Shanghai: A maniacal metropolis. A city that never sleeps. Yet upon closer inspection, you can here find a serene oasis in which to admire this unique fusion of tradition and ambition. That oasis is the Yuyuan Garden.
The Yuyuan Garden is a classic garden in the heart of the Huangpu District of Shanghai, which was built and completed in the late 16th century. Despite this, it was opened for public consumption only in the 1960s. The Yuyuan Garden occupies over 5 acres of land and is very well-sculpted with classical Chinese architecture complimented with amazingly landscaped gardens and ponds.
Admission to the Yuyuan Garden will set you back around 40CNY (£4 or thereabouts). Tickets are on sale each day until around 5pm. Before you buy your ticket to get into the gardens, you must negotiate a bazaar. The bazaar was certainly bizarre, with shops selling souvenirs and antiquities (and the odd toy panda!), and western style eateries such as Haagen-Daz and Starbucks all in the mix. I found this to be a little disconcerting, as in my opinion the classical architecture of the area has been ruined by adding all these western fast food chains, even though popular local delicacies such as Shanghai dumplings are on sale too.
The design of the gardens has six main areas, all of which are separated from the others by what are termed as “dragon walls”; these are tiled ridged walls that have a dragon’s head on the end of each section. The most famous section is probably Sansui Hall, which has the Grand Rockery as part of its collection, as you can see from the picture above.

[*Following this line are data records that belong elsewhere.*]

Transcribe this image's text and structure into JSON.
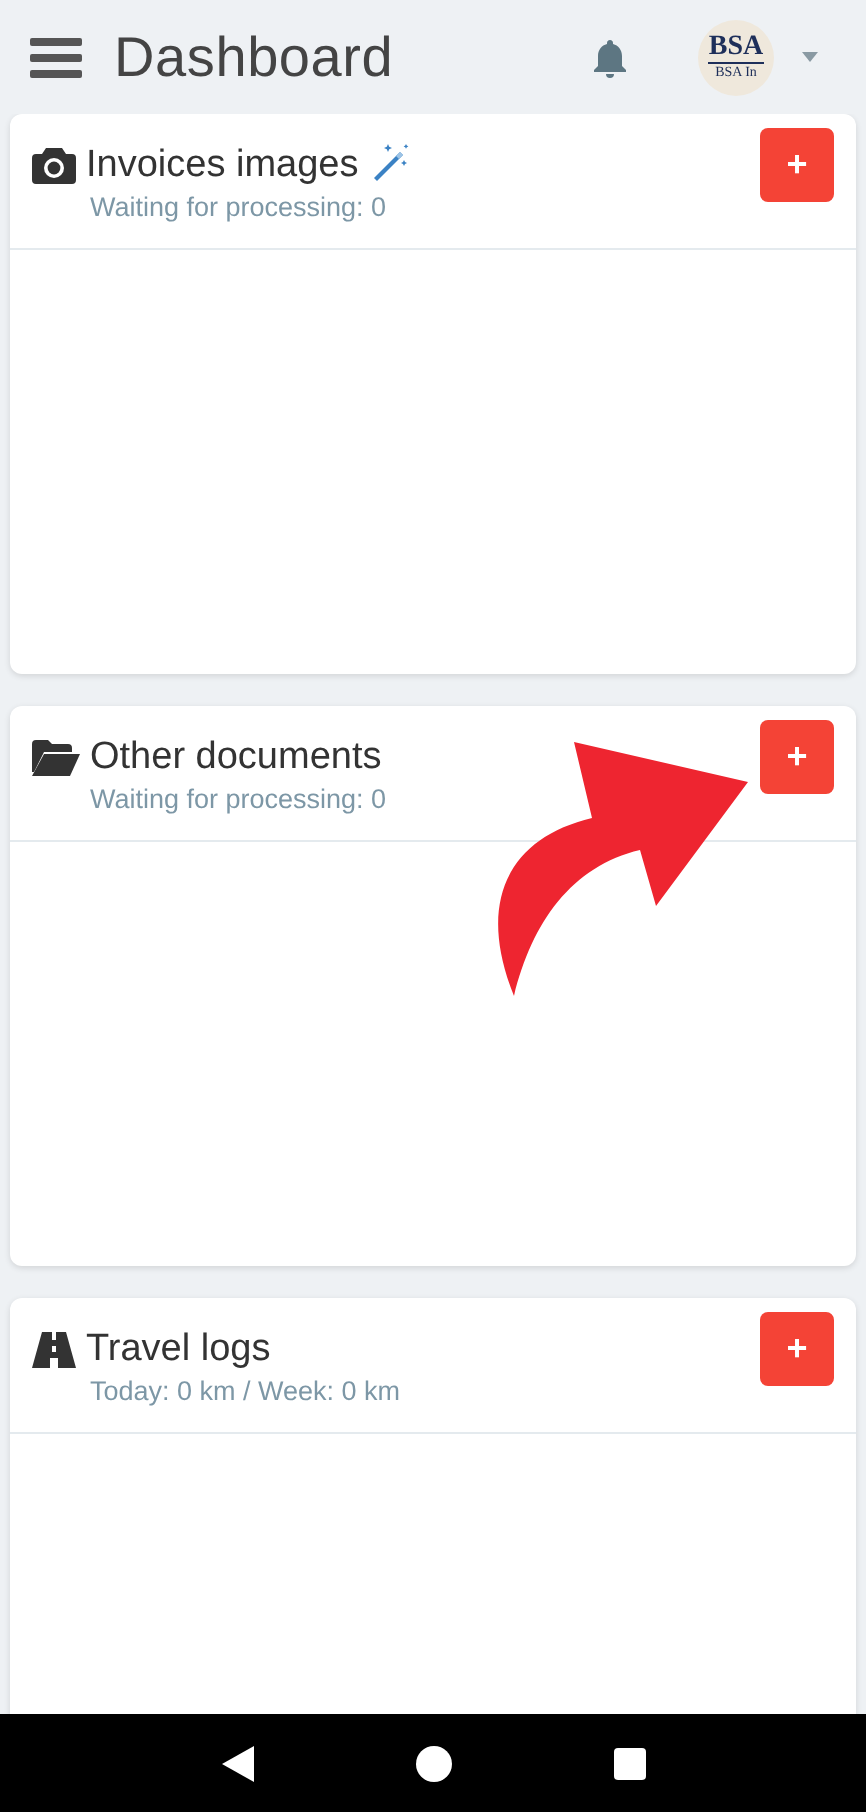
{
  "header": {
    "title": "Dashboard",
    "logo_text": "BSA",
    "logo_subtext": "BSA In"
  },
  "cards": [
    {
      "kind": "camera",
      "title": "Invoices images",
      "wand": true,
      "subtitle": "Waiting for processing: 0",
      "add_label": "+"
    },
    {
      "kind": "folder",
      "title": "Other documents",
      "wand": false,
      "subtitle": "Waiting for processing: 0",
      "add_label": "+"
    },
    {
      "kind": "road",
      "title": "Travel logs",
      "wand": false,
      "subtitle": "Today: 0 km / Week: 0 km",
      "add_label": "+"
    }
  ],
  "annotation": {
    "kind": "arrow"
  }
}
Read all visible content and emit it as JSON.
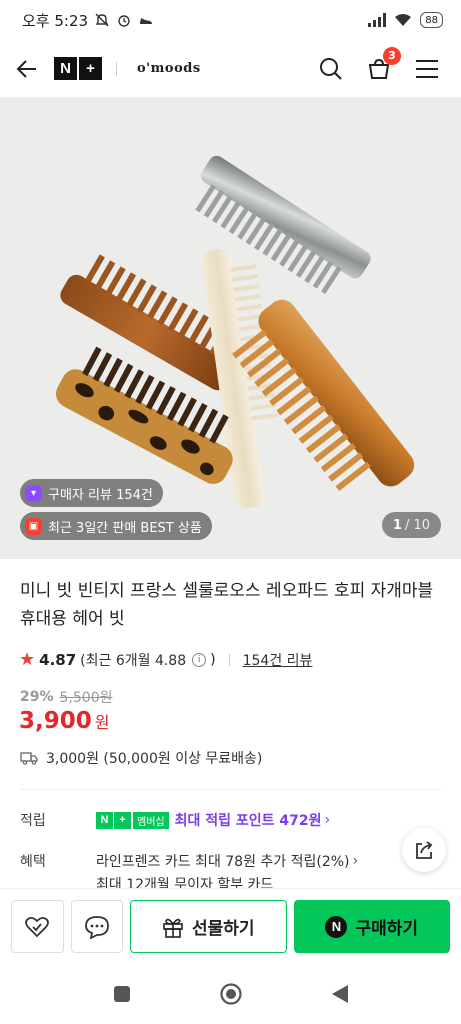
{
  "status_bar": {
    "time": "오후 5:23",
    "battery": "88"
  },
  "header": {
    "brand_logo": "N+",
    "store_name": "o'moods",
    "cart_count": "3"
  },
  "gallery": {
    "chip_reviews": "구매자 리뷰 154건",
    "chip_best": "최근 3일간 판매 BEST 상품",
    "current_page": "1",
    "total_pages": "/ 10"
  },
  "product": {
    "title": "미니 빗 빈티지 프랑스 셀룰로오스 레오파드 호피 자개마블 휴대용 헤어 빗",
    "rating": "4.87",
    "recent_rating": "(최근 6개월 4.88",
    "recent_rating_close": ")",
    "review_count": "154건 리뷰",
    "discount_rate": "29%",
    "original_price": "5,500원",
    "price": "3,900",
    "price_unit": "원",
    "shipping": "3,000원 (50,000원 이상 무료배송)"
  },
  "benefits": {
    "points_label": "적립",
    "membership_badge": "멤버십",
    "points_text": "최대 적립 포인트 472원",
    "benefit_label": "혜택",
    "card_text": "라인프렌즈 카드 최대 78원 추가 적립(2%)",
    "cutoff_text": "최대 12개월 무이자 할부 카드"
  },
  "actions": {
    "gift_label": "선물하기",
    "buy_label": "구매하기"
  },
  "colors": {
    "naver_green": "#03c75a",
    "price_red": "#e5262b",
    "points_purple": "#7b3fe4",
    "badge_red": "#f4402f"
  }
}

As you can see from the picture above, all of the scenery at Yuyuan Garden is amazing, and I spent around 2-3 hours walking around talking photos and doing some filming. I was very impressed with the layout of the gardens, with quaint walkways and bridges leading from one pavilion to another. The layout of Yuyuan Garden is as such that a story can be told from passing from each area and artefact from the beginning to the end. Signposts are in English as well as Chinese, and I think I also saw some Japanese notices, and these all help tell the story. I like to think of Yuyuan Garden as being an open-air museum with the odd koi pond thrown in.
It was nice to learn that, unlike some similar attractions in Beijing (such as the Temple of Heaven or the Summer Palace), you could enter most of the halls and pavilions, and acquaint yourself with the small layout of said buildings. The picture above shows the view out of the Nine Lion Study.
I enjoyed my visit to the Yuyuan Gardens. It was nice to stroll through a tranquil Zen garden in the middle of bustling and polluted Shanghai. At times, it felt like I was in Kyoto again. I recommend a visit to these gardens to everybody.